Frequently cited in this regard is Priceline.com which, amongst other things, claims to have patent rights on Internet-based “reverse auctions” — where buyers propose a price for a product or service, and sellers bid to supply it. Likewise, Netcentives has been granted a patent covering the use of a promotional programme in which consumers earns points for making online purchases.
“A lot of commentators have worried that patents will issue on business methods that have been used for years,” says Dickinson. “But that is not going to happen because if they have been used for years, and publicly, then a patent cannot be issued as the method is not novel.”
Novelty, however, is a contentious issue. When Cybergold was issued a patent on pay-per-view advertising (where users are rewarded for looking at Internet-based advertisements) many questioned its novelty. A criticism Cybergold’s CEO, Nat Goldhaber, dismisses. “When I explained what we were doing to one of the leading men in American advertising, he told me our business model was so innovative that he would have to go back and re-learn the business.”
Until recently it was assumed that the controversy was not relevant to Europe. Historically, software (which e-commerce patents by definition are) has not been patentable in Europe; nor is it generally accepted that business methods can be patented.
But quite apart from the inherent problems of trying to enforce a geographically defined legal system on a global network, current harmonisation initiatives are eroding national differences. Thus, in response to the EC Green Paper on patenting the European Patent Office has recently proposed that Section 52 of the European Patent Convention should be replaced with wording agreed during the Uruguay Round of the GATT Accord.
“If this were to happen not only would it open the door to the patenting of software in Europe, but to business methods as well,” argues Bob Hart, Chair of the Computer Technology Committee of the UK Chartered Institute of Patent Agents. “Which would make it highly likely that many of these e-commerce patents would be granted in Europe too.”

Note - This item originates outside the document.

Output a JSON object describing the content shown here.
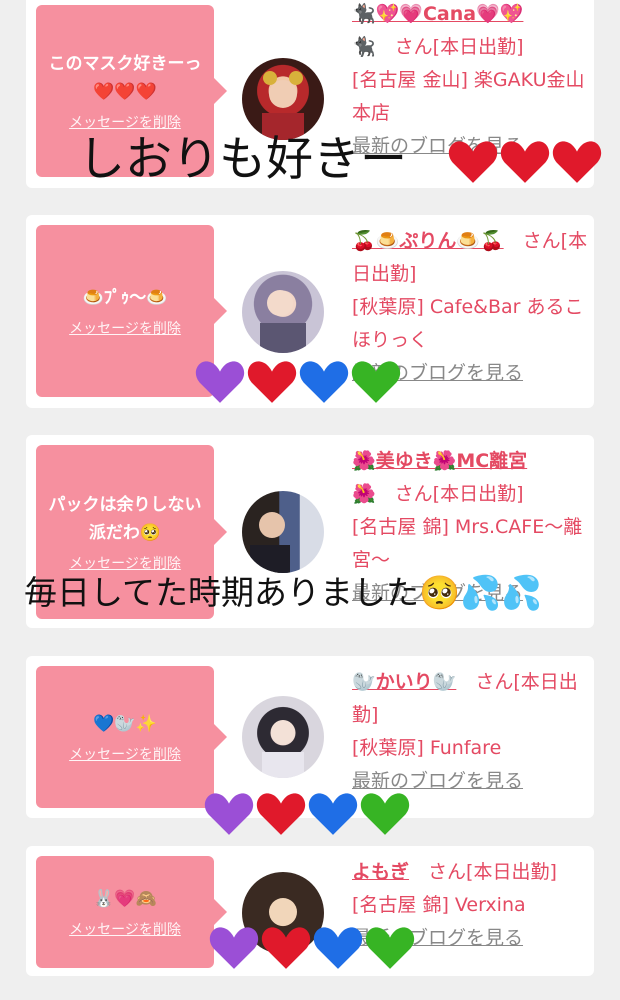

Certainly a search on Derwent’s World Patents Index reveals that applications for most of the controversial e-commerce patents have been filed at WIPO, as well as the EPO.
But as intellectual property attorney with Washington DC's Howrey & Simon, Alan Fisch, points out, it will be the courts that have the final say in the matter. “Litigation serves as the best test of a patent's validity and enforceability,” he says. “Some of these patents simply won’t survive a court challenge.”
This article was first published in IP MATTERS, on April 30th 2001
Richard Poynder is a freelance journalist and co-author of Hidden Value, the Derwent Guide to Managing Intellectual Property, published by Derwent Information, and editor and co-author of Caught in a Web, Intellectual Property in Cyberspace.